Work task -> Report how many lines of the data below contain "website". Give nothing besides the number.

Provided material ->
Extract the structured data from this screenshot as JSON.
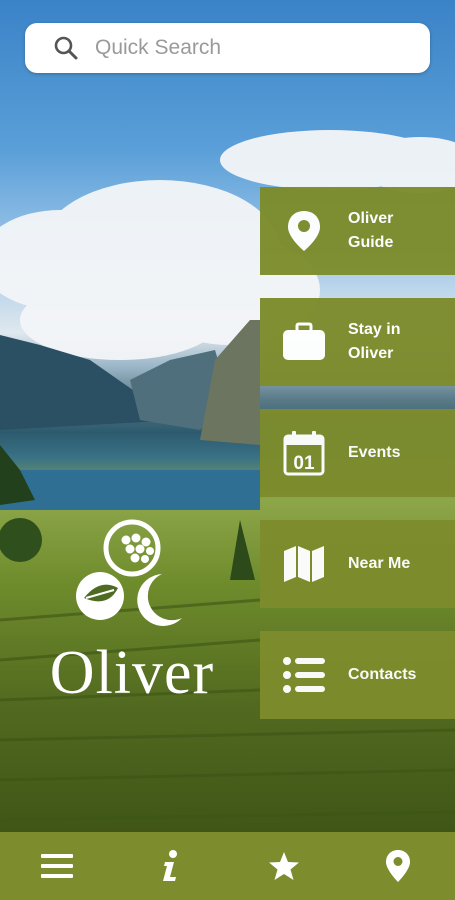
{
  "search": {
    "placeholder": "Quick Search",
    "icon": "search-icon"
  },
  "menu": {
    "accent_color": "#7d8c2c",
    "items": [
      {
        "label": "Oliver\nGuide",
        "icon": "map-pin-icon"
      },
      {
        "label": "Stay in\nOliver",
        "icon": "briefcase-icon"
      },
      {
        "label": "Events",
        "icon": "calendar-icon",
        "calendar_day": "01"
      },
      {
        "label": "Near Me",
        "icon": "map-icon"
      },
      {
        "label": "Contacts",
        "icon": "list-icon"
      }
    ]
  },
  "logo": {
    "wordmark": "Oliver"
  },
  "tabbar": {
    "tabs": [
      {
        "icon": "hamburger-menu-icon"
      },
      {
        "icon": "info-icon"
      },
      {
        "icon": "star-icon"
      },
      {
        "icon": "location-pin-icon"
      }
    ]
  }
}
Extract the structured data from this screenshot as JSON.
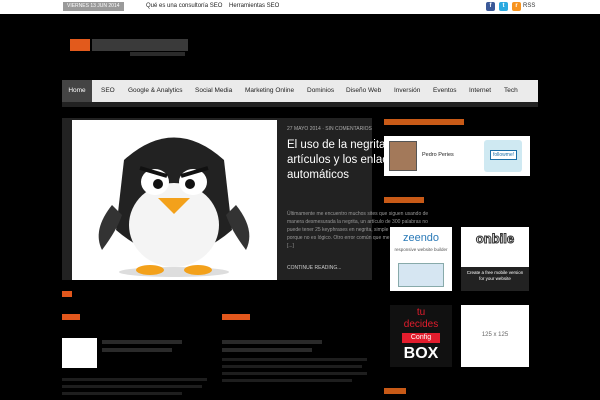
{
  "topbar": {
    "date": "VIERNES 13 JUN 2014",
    "links": [
      "Qué es una consultoría SEO",
      "Herramientas SEO"
    ],
    "rss_label": "RSS"
  },
  "nav": {
    "items": [
      "Home",
      "SEO",
      "Google & Analytics",
      "Social Media",
      "Marketing Online",
      "Dominios",
      "Diseño Web",
      "Inversión",
      "Eventos",
      "Internet",
      "Tech"
    ]
  },
  "featured": {
    "meta": "27 MAYO 2014 · SIN COMENTARIOS",
    "title": "El uso de la negrita en los artículos y los enlaces automáticos",
    "excerpt": "Últimamente me encuentro muchos sites que siguen usando de manera desmesurada la negrita, un artículo de 300 palabras no puede tener 25 keyphrases en negrita, simple y llanamente porque no es lógico. Otro error común que me encuentro es que [...]",
    "continue": "CONTINUE READING..."
  },
  "sidebar": {
    "profile_name": "Pedro Peries",
    "follow_label": "followme!",
    "ad_zeendo": {
      "title": "zeendo",
      "subtitle": "responsive website builder"
    },
    "ad_onbile": {
      "title": "onbile",
      "subtitle": "Create a free mobile version for your website"
    },
    "ad_tudecides": {
      "line1": "tu",
      "line2": "decides",
      "line3": "Config",
      "line4": "BOX"
    },
    "ad_placeholder": "125 x 125"
  },
  "colors": {
    "accent": "#e2571c",
    "background": "#000000",
    "nav_bg": "#ebebeb",
    "nav_active": "#444444"
  }
}
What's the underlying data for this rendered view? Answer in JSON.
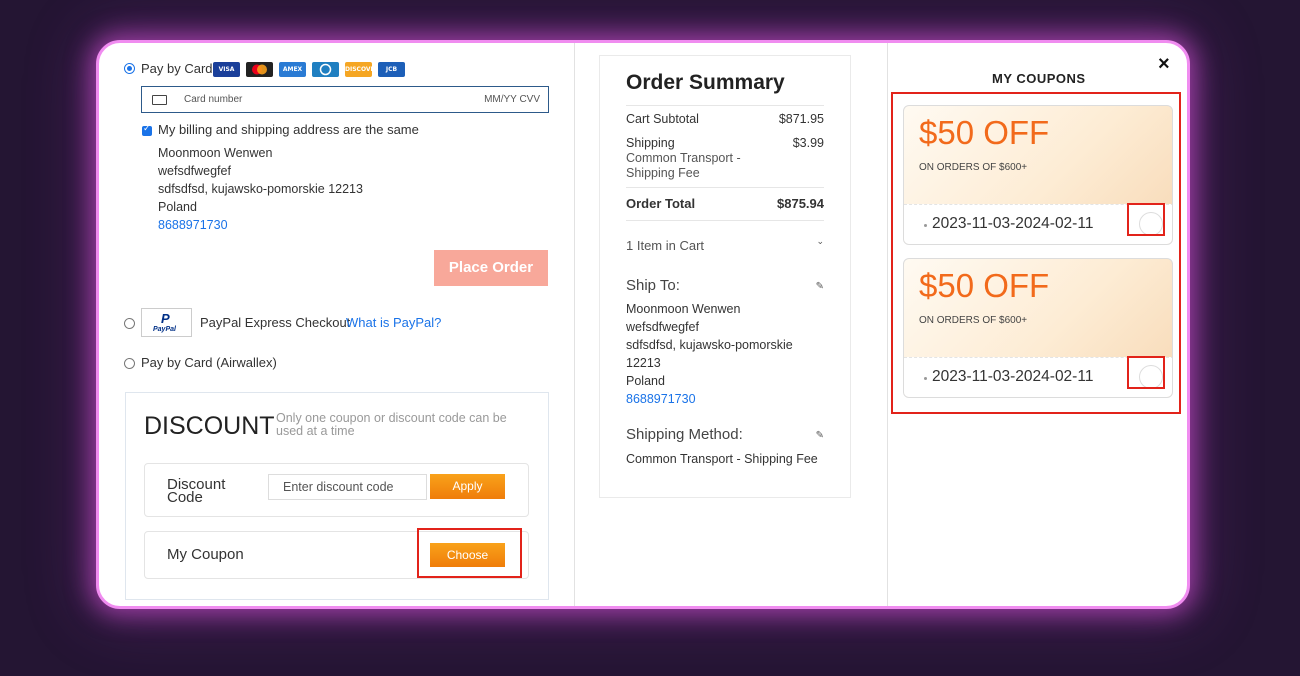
{
  "payment": {
    "card_label": "Pay by Card",
    "card_logos": [
      "VISA",
      "MC",
      "AMEX",
      "DINERS",
      "DISCOVER",
      "JCB"
    ],
    "card_number_placeholder": "Card number",
    "expiry_cvv_placeholder": "MM/YY CVV",
    "same_address_label": "My billing and shipping address are the same",
    "address": {
      "name": "Moonmoon Wenwen",
      "line1": "wefsdfwegfef",
      "line2": "sdfsdfsd, kujawsko-pomorskie 12213",
      "country": "Poland",
      "phone": "8688971730"
    },
    "place_order_label": "Place Order",
    "paypal_logo_text": "PayPal",
    "paypal_label": "PayPal Express Checkout",
    "paypal_link": "What is PayPal?",
    "airwallex_label": "Pay by Card (Airwallex)"
  },
  "discount": {
    "title": "DISCOUNT",
    "note": "Only one coupon or discount code can be used at a time",
    "code_label": "Discount Code",
    "code_placeholder": "Enter discount code",
    "apply_label": "Apply",
    "coupon_label": "My Coupon",
    "choose_label": "Choose"
  },
  "summary": {
    "title": "Order Summary",
    "subtotal_label": "Cart Subtotal",
    "subtotal_value": "$871.95",
    "shipping_label": "Shipping",
    "shipping_value": "$3.99",
    "shipping_method_short": "Common Transport - Shipping Fee",
    "total_label": "Order Total",
    "total_value": "$875.94",
    "items_in_cart": "1 Item in Cart",
    "ship_to_label": "Ship To:",
    "ship_address": {
      "name": "Moonmoon Wenwen",
      "line1": "wefsdfwegfef",
      "line2": "sdfsdfsd, kujawsko-pomorskie",
      "zip": "12213",
      "country": "Poland",
      "phone": "8688971730"
    },
    "shipping_method_label": "Shipping Method:",
    "shipping_method_value": "Common Transport - Shipping Fee"
  },
  "coupons": {
    "title": "MY COUPONS",
    "close_icon": "×",
    "items": [
      {
        "amount": "$50 OFF",
        "condition": "ON ORDERS OF $600+",
        "dates": "2023-11-03-2024-02-11"
      },
      {
        "amount": "$50 OFF",
        "condition": "ON ORDERS OF $600+",
        "dates": "2023-11-03-2024-02-11"
      }
    ]
  },
  "colors": {
    "accent_blue": "#1a73e8",
    "coupon_orange": "#f26a1b",
    "highlight_red": "#e2231a",
    "frame_glow": "#f08cf0"
  }
}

Answer to this problem -> 2